Exercise objective: Please show every line from the entries that carries the word "JSON".

Given entries:
^^^^^^^^^^^^^^^^

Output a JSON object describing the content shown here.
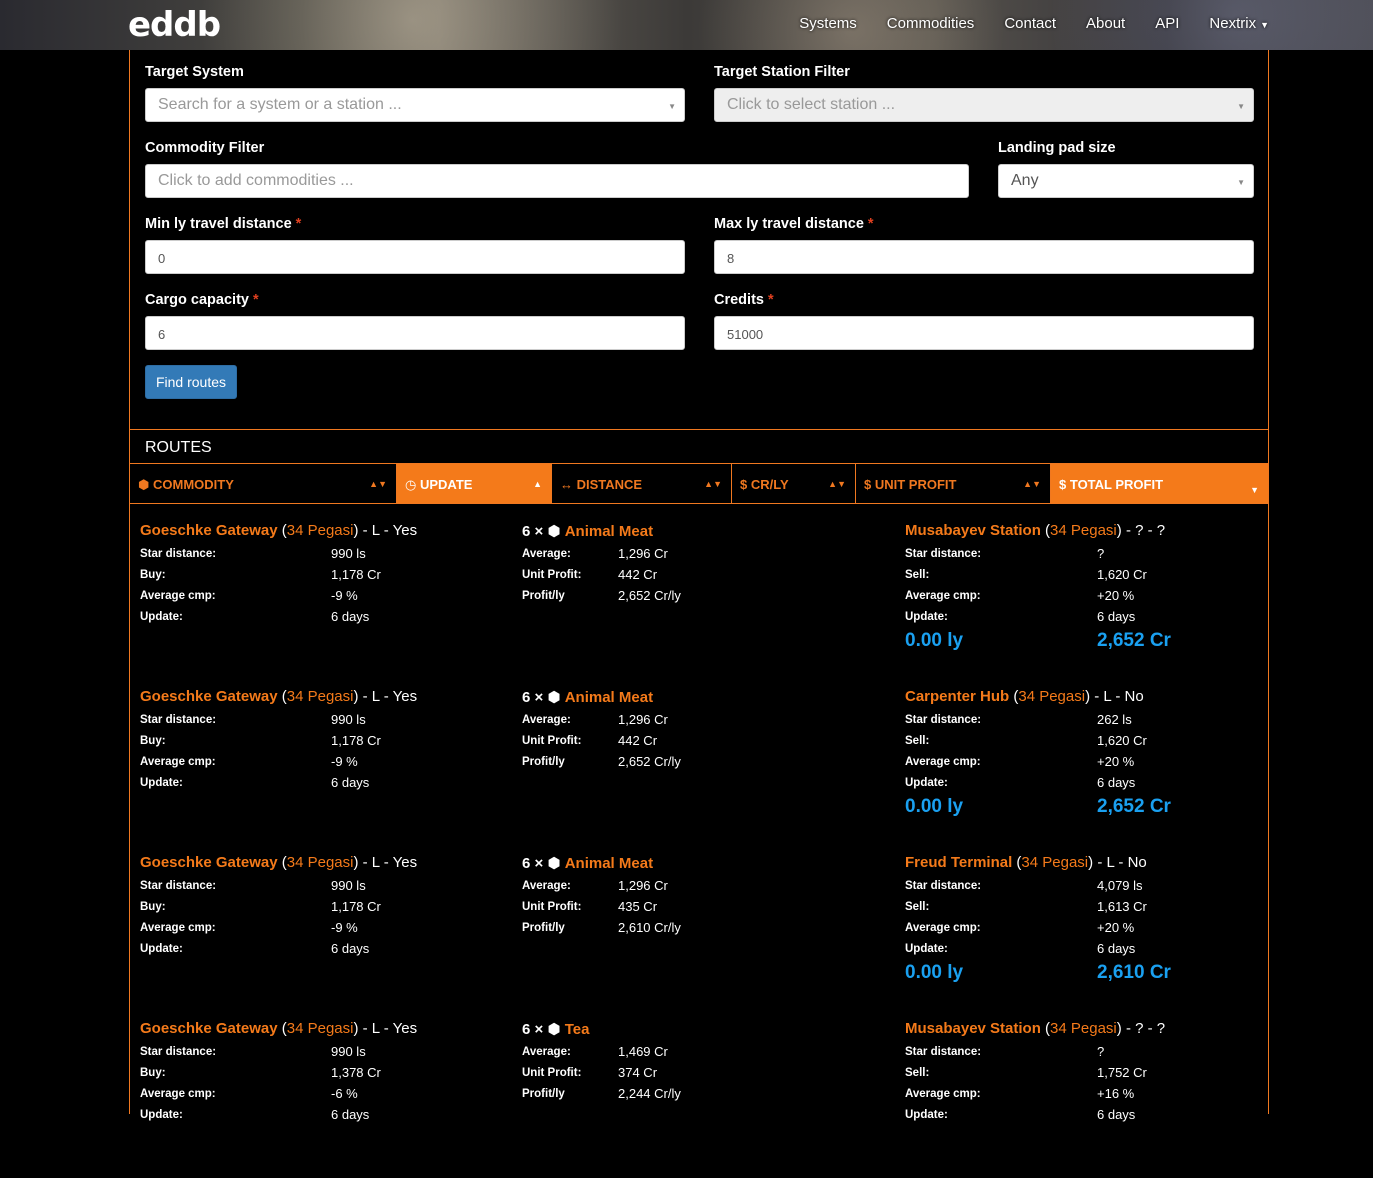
{
  "nav": {
    "logo": "eddb",
    "items": [
      "Systems",
      "Commodities",
      "Contact",
      "About",
      "API",
      "Nextrix"
    ]
  },
  "form": {
    "target_system": {
      "label": "Target System",
      "placeholder": "Search for a system or a station ..."
    },
    "target_station": {
      "label": "Target Station Filter",
      "placeholder": "Click to select station ..."
    },
    "commodity_filter": {
      "label": "Commodity Filter",
      "placeholder": "Click to add commodities ..."
    },
    "landing_pad": {
      "label": "Landing pad size",
      "value": "Any"
    },
    "min_ly": {
      "label": "Min ly travel distance",
      "value": "0"
    },
    "max_ly": {
      "label": "Max ly travel distance",
      "value": "8"
    },
    "cargo": {
      "label": "Cargo capacity",
      "value": "6"
    },
    "credits": {
      "label": "Credits",
      "value": "51000"
    },
    "required_mark": "*",
    "submit": "Find routes"
  },
  "routes": {
    "title": "ROUTES",
    "columns": [
      {
        "icon": "cube-icon",
        "label": "COMMODITY"
      },
      {
        "icon": "clock-icon",
        "label": "UPDATE"
      },
      {
        "icon": "arrows-icon",
        "label": "DISTANCE"
      },
      {
        "icon": "dollar-icon",
        "label": "CR/LY"
      },
      {
        "icon": "dollar-icon",
        "label": "UNIT PROFIT"
      },
      {
        "icon": "dollar-icon",
        "label": "TOTAL PROFIT"
      }
    ],
    "items": [
      {
        "from": {
          "station": "Goeschke Gateway",
          "system": "34 Pegasi",
          "suffix": "- L - Yes",
          "star_distance": "990 ls",
          "buy": "1,178 Cr",
          "average_cmp": "-9 %",
          "update": "6 days"
        },
        "commodity": {
          "qty": "6 ×",
          "name": "Animal Meat",
          "average": "1,296 Cr",
          "unit_profit": "442 Cr",
          "profit_ly": "2,652 Cr/ly"
        },
        "to": {
          "station": "Musabayev Station",
          "system": "34 Pegasi",
          "suffix": "- ? - ?",
          "star_distance": "?",
          "sell": "1,620 Cr",
          "average_cmp": "+20 %",
          "update": "6 days"
        },
        "distance": "0.00 ly",
        "total": "2,652 Cr"
      },
      {
        "from": {
          "station": "Goeschke Gateway",
          "system": "34 Pegasi",
          "suffix": "- L - Yes",
          "star_distance": "990 ls",
          "buy": "1,178 Cr",
          "average_cmp": "-9 %",
          "update": "6 days"
        },
        "commodity": {
          "qty": "6 ×",
          "name": "Animal Meat",
          "average": "1,296 Cr",
          "unit_profit": "442 Cr",
          "profit_ly": "2,652 Cr/ly"
        },
        "to": {
          "station": "Carpenter Hub",
          "system": "34 Pegasi",
          "suffix": "- L - No",
          "star_distance": "262 ls",
          "sell": "1,620 Cr",
          "average_cmp": "+20 %",
          "update": "6 days"
        },
        "distance": "0.00 ly",
        "total": "2,652 Cr"
      },
      {
        "from": {
          "station": "Goeschke Gateway",
          "system": "34 Pegasi",
          "suffix": "- L - Yes",
          "star_distance": "990 ls",
          "buy": "1,178 Cr",
          "average_cmp": "-9 %",
          "update": "6 days"
        },
        "commodity": {
          "qty": "6 ×",
          "name": "Animal Meat",
          "average": "1,296 Cr",
          "unit_profit": "435 Cr",
          "profit_ly": "2,610 Cr/ly"
        },
        "to": {
          "station": "Freud Terminal",
          "system": "34 Pegasi",
          "suffix": "- L - No",
          "star_distance": "4,079 ls",
          "sell": "1,613 Cr",
          "average_cmp": "+20 %",
          "update": "6 days"
        },
        "distance": "0.00 ly",
        "total": "2,610 Cr"
      },
      {
        "from": {
          "station": "Goeschke Gateway",
          "system": "34 Pegasi",
          "suffix": "- L - Yes",
          "star_distance": "990 ls",
          "buy": "1,378 Cr",
          "average_cmp": "-6 %",
          "update": "6 days"
        },
        "commodity": {
          "qty": "6 ×",
          "name": "Tea",
          "average": "1,469 Cr",
          "unit_profit": "374 Cr",
          "profit_ly": "2,244 Cr/ly"
        },
        "to": {
          "station": "Musabayev Station",
          "system": "34 Pegasi",
          "suffix": "- ? - ?",
          "star_distance": "?",
          "sell": "1,752 Cr",
          "average_cmp": "+16 %",
          "update": "6 days"
        },
        "distance": "",
        "total": ""
      }
    ],
    "keys": {
      "star_distance": "Star distance:",
      "buy": "Buy:",
      "sell": "Sell:",
      "average_cmp": "Average cmp:",
      "update": "Update:",
      "average": "Average:",
      "unit_profit": "Unit Profit:",
      "profit_ly": "Profit/ly"
    }
  }
}
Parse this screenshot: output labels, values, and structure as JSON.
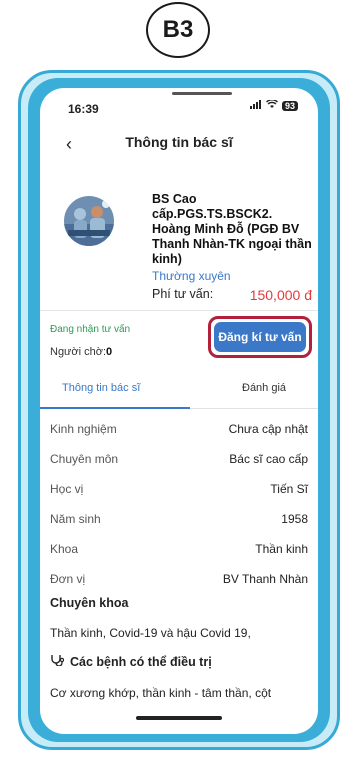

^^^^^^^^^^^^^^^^

Answer space:
Output a JSON object describing the content shown here.
Parse this screenshot: output labels, values, and structure as JSON.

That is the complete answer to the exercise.